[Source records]
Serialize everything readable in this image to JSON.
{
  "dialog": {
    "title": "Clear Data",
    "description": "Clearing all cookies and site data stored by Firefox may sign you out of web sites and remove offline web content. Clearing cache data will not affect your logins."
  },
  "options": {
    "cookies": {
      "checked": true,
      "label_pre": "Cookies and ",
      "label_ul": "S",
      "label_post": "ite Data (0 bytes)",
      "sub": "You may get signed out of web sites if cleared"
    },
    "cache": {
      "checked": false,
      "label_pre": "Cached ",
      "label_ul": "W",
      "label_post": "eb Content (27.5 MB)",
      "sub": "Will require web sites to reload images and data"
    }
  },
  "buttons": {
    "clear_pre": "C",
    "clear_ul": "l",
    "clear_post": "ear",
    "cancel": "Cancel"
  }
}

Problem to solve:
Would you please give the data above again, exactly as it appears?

Response below:
Serialize everything readable in this image to JSON.
{
  "dialog": {
    "title": "Clear Data",
    "description": "Clearing all cookies and site data stored by Firefox may sign you out of web sites and remove offline web content. Clearing cache data will not affect your logins."
  },
  "options": {
    "cookies": {
      "checked": true,
      "label_pre": "Cookies and ",
      "label_ul": "S",
      "label_post": "ite Data (0 bytes)",
      "sub": "You may get signed out of web sites if cleared"
    },
    "cache": {
      "checked": false,
      "label_pre": "Cached ",
      "label_ul": "W",
      "label_post": "eb Content (27.5 MB)",
      "sub": "Will require web sites to reload images and data"
    }
  },
  "buttons": {
    "clear_pre": "C",
    "clear_ul": "l",
    "clear_post": "ear",
    "cancel": "Cancel"
  }
}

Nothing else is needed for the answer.